A man will be imprisoned in a room with a door that's unlocked and opens inwards, as long as it does not occur to him to pull rather than push.
It is not at the table, but in prison, that you learn who your true friends are.
I just remember that disturbing feeling of walking into that prison, the complete loss of privacy, the complete loss of stimulation, dignity.
We have our own system, ... and journalists in our system are not put in prison for embarrassing the government by revealing things the government might not wish to have revealed. The important thing is that our system, under which journalists can write without fear or favor, should continue.
I don't like being famous - it is like a prison. And driving for Ferrari would make it far worse.
Virtue pardons the wicked, as the sandal-tree perfumes the axe which strikes it.
Everyone is a prisoner of his own experiences. No one can eliminate prejudices - just recognize them.
The only difference between me and my fellow actors is that I've spent more time in jail.
He was a first-time nonviolent possible offender, ... And under the mandatory minimums, he was put in prison for 15 years.
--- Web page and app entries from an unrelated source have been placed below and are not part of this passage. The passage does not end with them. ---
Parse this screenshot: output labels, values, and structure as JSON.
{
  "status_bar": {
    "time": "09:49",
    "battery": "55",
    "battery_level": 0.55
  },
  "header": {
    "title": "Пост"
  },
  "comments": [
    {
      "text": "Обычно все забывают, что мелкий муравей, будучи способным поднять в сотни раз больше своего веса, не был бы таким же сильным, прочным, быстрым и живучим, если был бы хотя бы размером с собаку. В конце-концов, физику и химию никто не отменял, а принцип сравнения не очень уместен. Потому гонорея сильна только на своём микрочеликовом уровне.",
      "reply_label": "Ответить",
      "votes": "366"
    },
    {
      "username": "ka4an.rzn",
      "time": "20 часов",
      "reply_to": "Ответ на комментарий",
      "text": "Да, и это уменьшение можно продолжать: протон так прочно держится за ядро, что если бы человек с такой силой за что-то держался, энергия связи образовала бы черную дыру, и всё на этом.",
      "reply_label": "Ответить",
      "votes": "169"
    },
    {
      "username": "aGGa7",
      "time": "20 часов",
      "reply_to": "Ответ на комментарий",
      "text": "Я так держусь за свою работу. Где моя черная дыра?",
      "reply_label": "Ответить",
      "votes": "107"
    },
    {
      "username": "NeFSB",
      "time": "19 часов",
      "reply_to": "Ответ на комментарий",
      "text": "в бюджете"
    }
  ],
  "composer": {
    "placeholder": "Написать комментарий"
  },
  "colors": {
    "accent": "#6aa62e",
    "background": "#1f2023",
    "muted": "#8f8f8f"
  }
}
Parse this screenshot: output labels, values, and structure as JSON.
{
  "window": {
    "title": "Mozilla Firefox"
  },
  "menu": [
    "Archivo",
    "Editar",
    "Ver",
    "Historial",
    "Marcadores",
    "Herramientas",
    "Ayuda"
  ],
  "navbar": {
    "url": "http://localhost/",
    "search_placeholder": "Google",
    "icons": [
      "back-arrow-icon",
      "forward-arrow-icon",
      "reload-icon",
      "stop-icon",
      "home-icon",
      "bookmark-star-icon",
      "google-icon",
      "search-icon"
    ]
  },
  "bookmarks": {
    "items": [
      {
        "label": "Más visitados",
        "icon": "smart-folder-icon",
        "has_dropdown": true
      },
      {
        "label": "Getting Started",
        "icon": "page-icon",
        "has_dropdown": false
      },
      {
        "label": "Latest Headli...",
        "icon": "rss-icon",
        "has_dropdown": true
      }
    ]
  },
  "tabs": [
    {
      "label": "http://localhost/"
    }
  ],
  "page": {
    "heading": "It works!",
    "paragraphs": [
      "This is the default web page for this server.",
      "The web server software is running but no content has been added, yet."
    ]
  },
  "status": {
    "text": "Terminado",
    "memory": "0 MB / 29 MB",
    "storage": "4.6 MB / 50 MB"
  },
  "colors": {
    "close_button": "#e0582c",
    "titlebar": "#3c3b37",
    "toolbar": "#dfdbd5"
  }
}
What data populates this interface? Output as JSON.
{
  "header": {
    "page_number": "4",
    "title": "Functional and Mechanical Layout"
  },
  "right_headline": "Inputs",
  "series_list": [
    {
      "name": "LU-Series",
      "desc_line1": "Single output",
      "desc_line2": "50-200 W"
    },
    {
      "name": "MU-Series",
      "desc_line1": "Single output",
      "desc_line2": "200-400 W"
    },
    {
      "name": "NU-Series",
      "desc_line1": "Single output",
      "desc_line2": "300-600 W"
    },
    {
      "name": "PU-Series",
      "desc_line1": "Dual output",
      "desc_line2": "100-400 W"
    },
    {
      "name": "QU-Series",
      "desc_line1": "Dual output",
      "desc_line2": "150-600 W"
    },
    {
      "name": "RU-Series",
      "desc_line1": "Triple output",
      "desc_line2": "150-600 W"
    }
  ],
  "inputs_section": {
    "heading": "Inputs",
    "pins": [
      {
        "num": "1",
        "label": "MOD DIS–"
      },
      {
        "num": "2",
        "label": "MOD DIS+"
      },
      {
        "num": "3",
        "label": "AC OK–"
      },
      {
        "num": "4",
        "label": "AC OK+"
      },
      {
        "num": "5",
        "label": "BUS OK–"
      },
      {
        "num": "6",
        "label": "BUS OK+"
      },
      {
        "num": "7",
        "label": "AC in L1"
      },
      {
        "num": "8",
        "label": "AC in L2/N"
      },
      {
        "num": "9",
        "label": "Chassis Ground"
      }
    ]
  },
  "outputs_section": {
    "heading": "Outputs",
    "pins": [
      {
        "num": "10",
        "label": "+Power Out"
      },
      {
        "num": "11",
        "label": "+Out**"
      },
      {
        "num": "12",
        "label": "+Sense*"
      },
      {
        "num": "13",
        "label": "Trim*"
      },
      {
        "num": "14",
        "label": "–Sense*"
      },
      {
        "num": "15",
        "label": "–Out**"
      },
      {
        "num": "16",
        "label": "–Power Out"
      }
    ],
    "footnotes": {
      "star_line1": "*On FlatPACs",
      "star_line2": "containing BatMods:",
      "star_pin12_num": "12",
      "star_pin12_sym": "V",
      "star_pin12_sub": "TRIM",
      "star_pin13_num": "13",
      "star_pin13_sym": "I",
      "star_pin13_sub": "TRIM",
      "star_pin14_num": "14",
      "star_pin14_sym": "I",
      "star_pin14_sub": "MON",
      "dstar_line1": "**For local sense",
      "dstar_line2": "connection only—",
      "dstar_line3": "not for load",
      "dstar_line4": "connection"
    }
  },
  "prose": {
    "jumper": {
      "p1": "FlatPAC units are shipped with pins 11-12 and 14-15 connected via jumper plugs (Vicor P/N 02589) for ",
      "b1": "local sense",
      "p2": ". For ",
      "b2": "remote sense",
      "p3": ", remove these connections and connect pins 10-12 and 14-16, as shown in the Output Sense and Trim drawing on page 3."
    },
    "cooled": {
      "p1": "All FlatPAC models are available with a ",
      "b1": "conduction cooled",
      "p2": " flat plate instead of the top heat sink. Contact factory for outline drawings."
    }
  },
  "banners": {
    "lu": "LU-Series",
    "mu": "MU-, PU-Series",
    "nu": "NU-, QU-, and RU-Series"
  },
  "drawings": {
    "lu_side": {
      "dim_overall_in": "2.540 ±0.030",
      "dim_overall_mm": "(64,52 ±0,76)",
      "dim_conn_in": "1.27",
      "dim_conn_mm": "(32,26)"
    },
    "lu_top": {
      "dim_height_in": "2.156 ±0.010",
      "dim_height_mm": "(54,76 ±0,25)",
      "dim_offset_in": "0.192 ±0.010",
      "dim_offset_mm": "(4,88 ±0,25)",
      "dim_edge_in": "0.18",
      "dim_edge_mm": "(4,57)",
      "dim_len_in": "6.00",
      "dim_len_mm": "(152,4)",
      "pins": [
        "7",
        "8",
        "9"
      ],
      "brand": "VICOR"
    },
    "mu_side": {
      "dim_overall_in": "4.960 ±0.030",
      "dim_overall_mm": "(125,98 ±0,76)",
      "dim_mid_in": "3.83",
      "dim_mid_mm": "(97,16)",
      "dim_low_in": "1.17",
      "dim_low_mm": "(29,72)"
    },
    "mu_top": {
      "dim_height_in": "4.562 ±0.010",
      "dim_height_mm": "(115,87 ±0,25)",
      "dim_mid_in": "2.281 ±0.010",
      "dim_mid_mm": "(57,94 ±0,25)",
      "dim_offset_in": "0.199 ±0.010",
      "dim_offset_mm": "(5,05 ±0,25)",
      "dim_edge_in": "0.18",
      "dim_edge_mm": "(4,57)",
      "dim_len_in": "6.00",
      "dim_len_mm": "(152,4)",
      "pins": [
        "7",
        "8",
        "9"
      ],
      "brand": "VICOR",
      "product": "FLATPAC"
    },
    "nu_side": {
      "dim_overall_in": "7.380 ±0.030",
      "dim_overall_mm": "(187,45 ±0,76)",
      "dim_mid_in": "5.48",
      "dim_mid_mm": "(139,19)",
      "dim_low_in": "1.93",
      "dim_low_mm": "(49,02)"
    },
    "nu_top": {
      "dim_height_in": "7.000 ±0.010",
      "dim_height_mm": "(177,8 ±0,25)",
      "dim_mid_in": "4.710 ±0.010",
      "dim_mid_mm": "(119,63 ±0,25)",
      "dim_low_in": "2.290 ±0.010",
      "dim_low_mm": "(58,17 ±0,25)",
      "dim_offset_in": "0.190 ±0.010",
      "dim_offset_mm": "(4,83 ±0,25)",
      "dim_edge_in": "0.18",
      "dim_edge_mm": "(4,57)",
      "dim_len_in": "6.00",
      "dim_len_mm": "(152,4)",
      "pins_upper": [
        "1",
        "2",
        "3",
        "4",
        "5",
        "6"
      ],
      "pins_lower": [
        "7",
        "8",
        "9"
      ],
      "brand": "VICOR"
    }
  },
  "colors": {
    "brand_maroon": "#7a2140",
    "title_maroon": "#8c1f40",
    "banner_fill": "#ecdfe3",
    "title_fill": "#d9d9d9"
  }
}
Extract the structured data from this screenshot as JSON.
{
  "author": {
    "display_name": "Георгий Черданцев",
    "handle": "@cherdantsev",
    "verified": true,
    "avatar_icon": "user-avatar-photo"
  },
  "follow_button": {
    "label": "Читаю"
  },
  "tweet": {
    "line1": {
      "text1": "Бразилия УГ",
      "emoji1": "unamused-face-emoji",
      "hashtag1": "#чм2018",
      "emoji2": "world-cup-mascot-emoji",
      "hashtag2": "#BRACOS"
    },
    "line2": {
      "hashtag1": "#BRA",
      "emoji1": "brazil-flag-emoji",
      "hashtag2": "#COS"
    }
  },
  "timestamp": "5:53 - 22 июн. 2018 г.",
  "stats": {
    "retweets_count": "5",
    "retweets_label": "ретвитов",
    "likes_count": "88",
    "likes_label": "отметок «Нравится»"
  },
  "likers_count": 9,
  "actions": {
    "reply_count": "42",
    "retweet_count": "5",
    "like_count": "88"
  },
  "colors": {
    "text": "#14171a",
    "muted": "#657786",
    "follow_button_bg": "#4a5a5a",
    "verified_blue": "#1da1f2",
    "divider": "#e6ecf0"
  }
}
Not only does the punishment not fit the crime, but the mandatory minimums don't give judges any discretion to look at the background of the case, to read into the specifics of the case. I don't know a judge who really is in favor of the mandatory minimums.
In jail a man has no personality. He is a minor disposal problem and a few entries on reports. Nobody cares who loves or hates him, what he looks like, what he did with his life. Nobody reacts to him unless he gives trouble. Nobody abuses him. All that is asked of him is that he go quietly to the right cell and remain quiet when he gets there. There is nothing to fight against, nothing to be mad at. The jailers are quiet men without animosity or sadism.
It is impossible to go through life without trust: That is to be imprisoned in the worst cell of all, oneself.
The thoughts of a prisoner - they're not free either. They keep returning to the same things.
What restrains us from killing is partly fear of punishment, partly moral scruple, and partly what may be described as a sense of humor.
If we were brought to trial for the crimes we have committed against ourselves, few would escape the gallows.